**Required work**
Filter this material down to the lines that contain the string "username", and return those lines.

**Records supplied**

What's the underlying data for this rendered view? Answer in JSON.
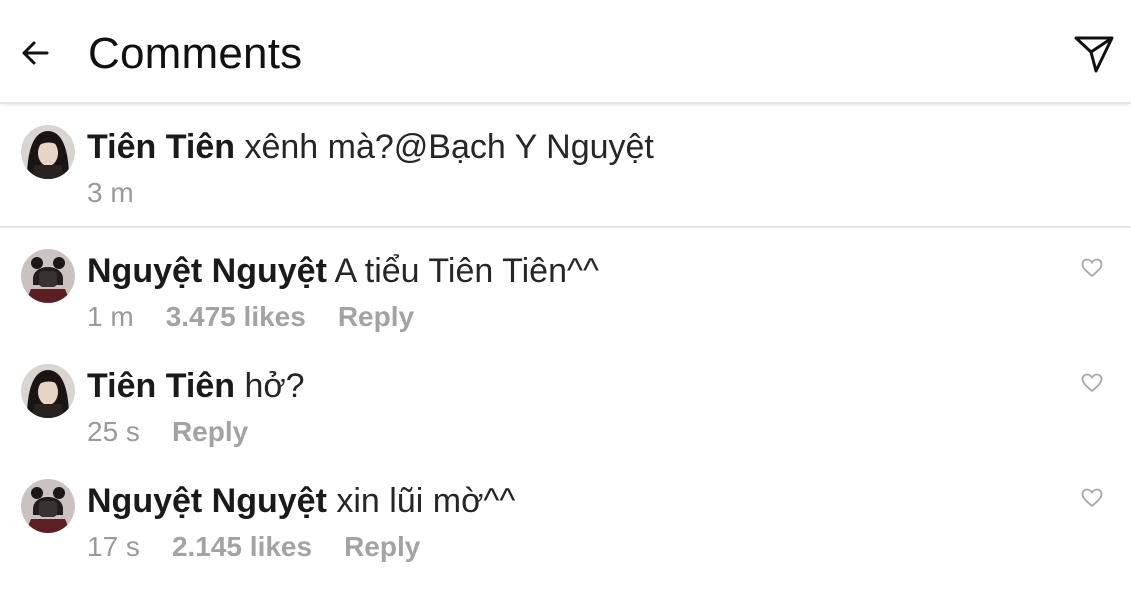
{
  "header": {
    "title": "Comments",
    "back_icon": "arrow-left-icon",
    "send_icon": "paper-plane-icon"
  },
  "caption": {
    "username": "Tiên Tiên",
    "text": "xênh mà?@Bạch Y Nguyệt",
    "time": "3 m"
  },
  "comments": [
    {
      "username": "Nguyệt Nguyệt",
      "text": "A tiểu Tiên Tiên^^",
      "time": "1 m",
      "likes": "3.475 likes",
      "reply": "Reply"
    },
    {
      "username": "Tiên Tiên",
      "text": "hở?",
      "time": "25 s",
      "reply": "Reply"
    },
    {
      "username": "Nguyệt Nguyệt",
      "text": "xin lũi mờ^^",
      "time": "17 s",
      "likes": "2.145 likes",
      "reply": "Reply"
    }
  ],
  "colors": {
    "text": "#262626",
    "meta": "#9a9a9a",
    "divider": "#e6e6e6"
  }
}
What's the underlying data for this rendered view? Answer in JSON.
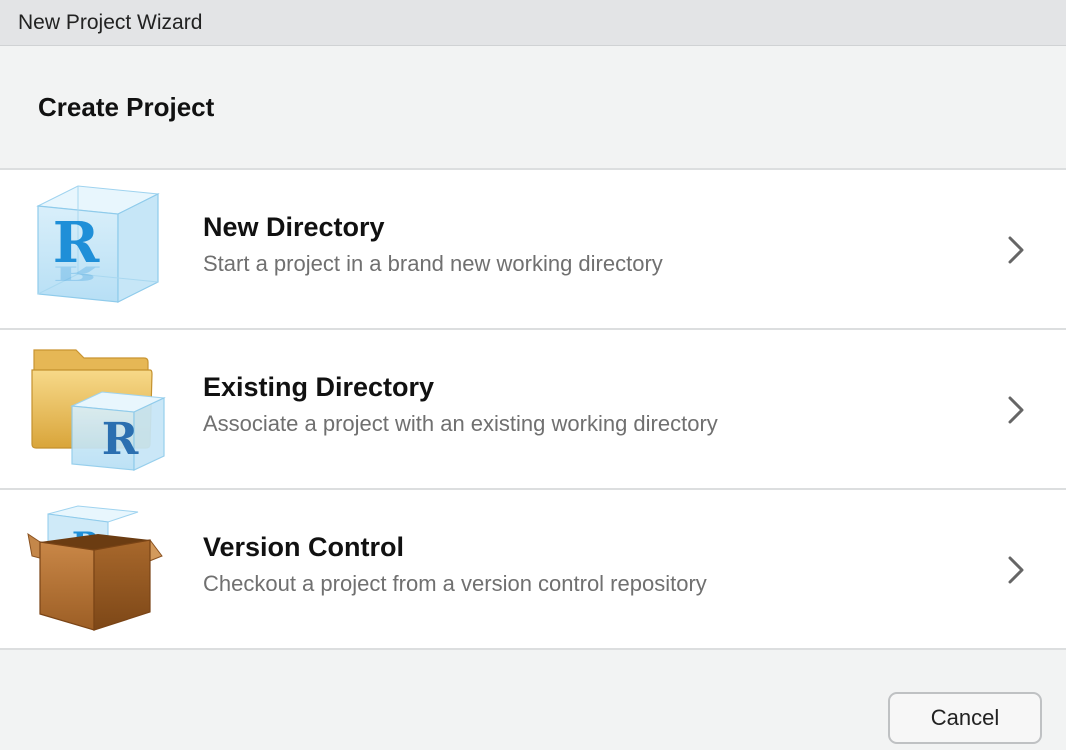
{
  "window": {
    "title": "New Project Wizard"
  },
  "header": {
    "title": "Create Project"
  },
  "options": [
    {
      "label": "New Directory",
      "description": "Start a project in a brand new working directory",
      "icon": "r-cube-icon"
    },
    {
      "label": "Existing Directory",
      "description": "Associate a project with an existing working directory",
      "icon": "folder-r-cube-icon"
    },
    {
      "label": "Version Control",
      "description": "Checkout a project from a version control repository",
      "icon": "box-r-cube-icon"
    }
  ],
  "footer": {
    "cancel_label": "Cancel"
  },
  "colors": {
    "titlebar_bg": "#e3e4e6",
    "panel_bg": "#f2f3f3",
    "option_bg": "#ffffff",
    "description_text": "#707070",
    "r_blue": "#1f8fd8"
  }
}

**Exercise answer**
    "username": "Tiên Tiên",
      "username": "Nguyệt Nguyệt",
      "username": "Tiên Tiên",
      "username": "Nguyệt Nguyệt",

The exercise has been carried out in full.